Some of the most memorable images from the Jets' failed 2011 season will be the ones where they couldn't catch an opposing player who was on his way to the endzone for a backbreaking touchdown.
There was the 70-yard score by Oakland's Darren McFadden, who had enough speed to beat New York to the outside before turning upfield. There was the Denver game, where the Jets got "Tebowed," allowing the clutch quarterback to scamper for a 20-yard touchdown run in the game's final minute. And then there was the season-altering catch Giants receiver Victor Cruz made before maneuvering around three Jets defenders and turning it into a 99-yard score.
The Jet's draft class was the only one in the NFL over the past five years that lacked a single player who finished in the top half of his position's 40-yard-dash. Even if not by design, the picks were part of an offseason in which the Jets got slower as a team whereas the rest of the NFL—taking advantage of league rules that benefit wide-open offenses—got faster.
The retrospective is interesting when considering how the 2011 Jets often appeared to lack team speed.
But speed was an issue with the Jets even in the season-opener against Dallas, when Jason Witten easily beat safety Eric Smith for a 64-yard catch and run, to an ugly December contest in which Philadelphia tight end Brent Celek lit up the Jets for 156 yards and a touchdown. New York's safeties often didn't have the speed or agility to keep up with the league's new breed of tight ends. And matchup problems against such pass-catchers often forced Bart Scott, the team's 31-year-old, $8-million-per-year linebacker, to the sidelines in favor of a corner or quicker linebacker.

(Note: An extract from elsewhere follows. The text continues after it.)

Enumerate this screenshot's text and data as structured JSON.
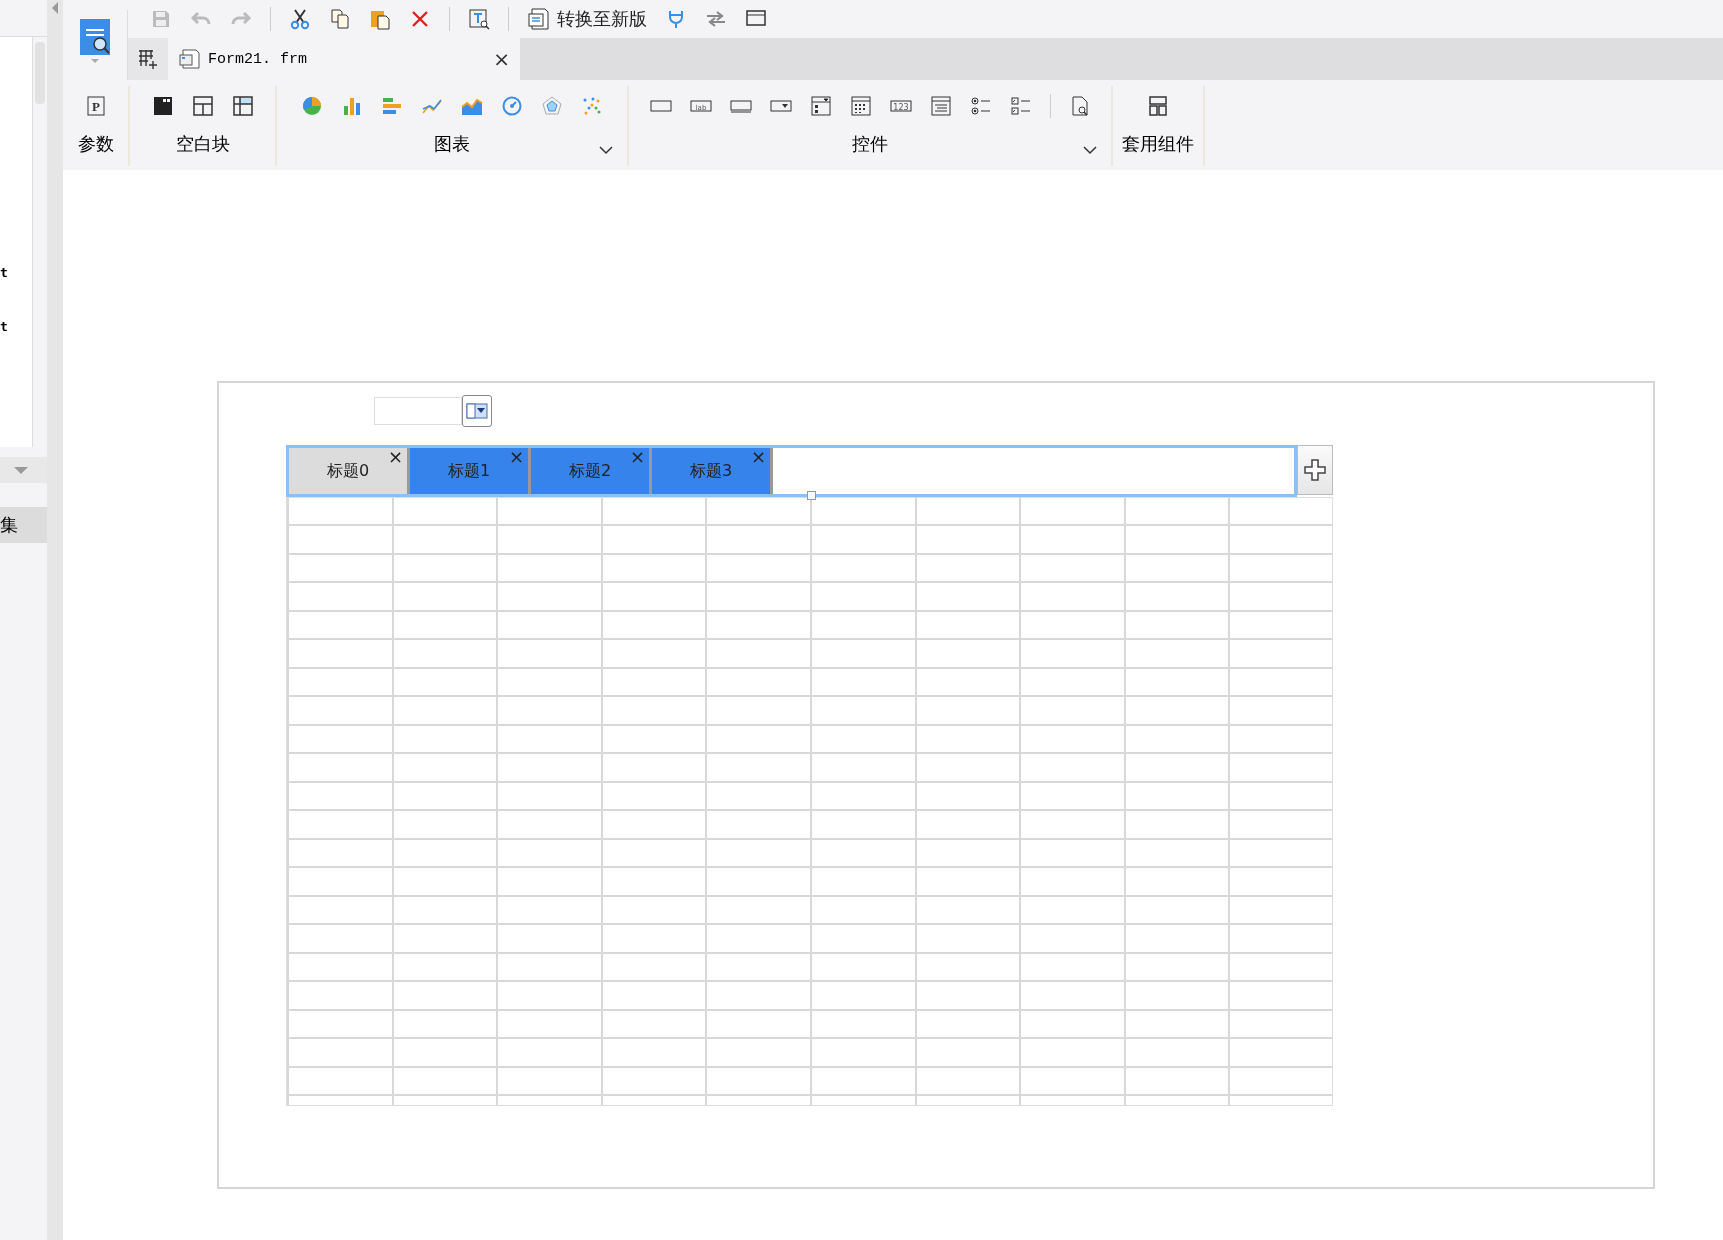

Coach Rex Ryan said he "admired" the play of his safeties and that he thought Jim Leonhard (ruptured patellar tendon), Brodney Pool (sprained MCL) and Eric Smith (torn meniscus) —all of whom missed considerable time or played through painful injuries—"gave everything they had." But with Smith being the only one of that group under contract heading into next season, Ryan said he'd be looking to bolster the position through free agency and the draft
Per today's WSJ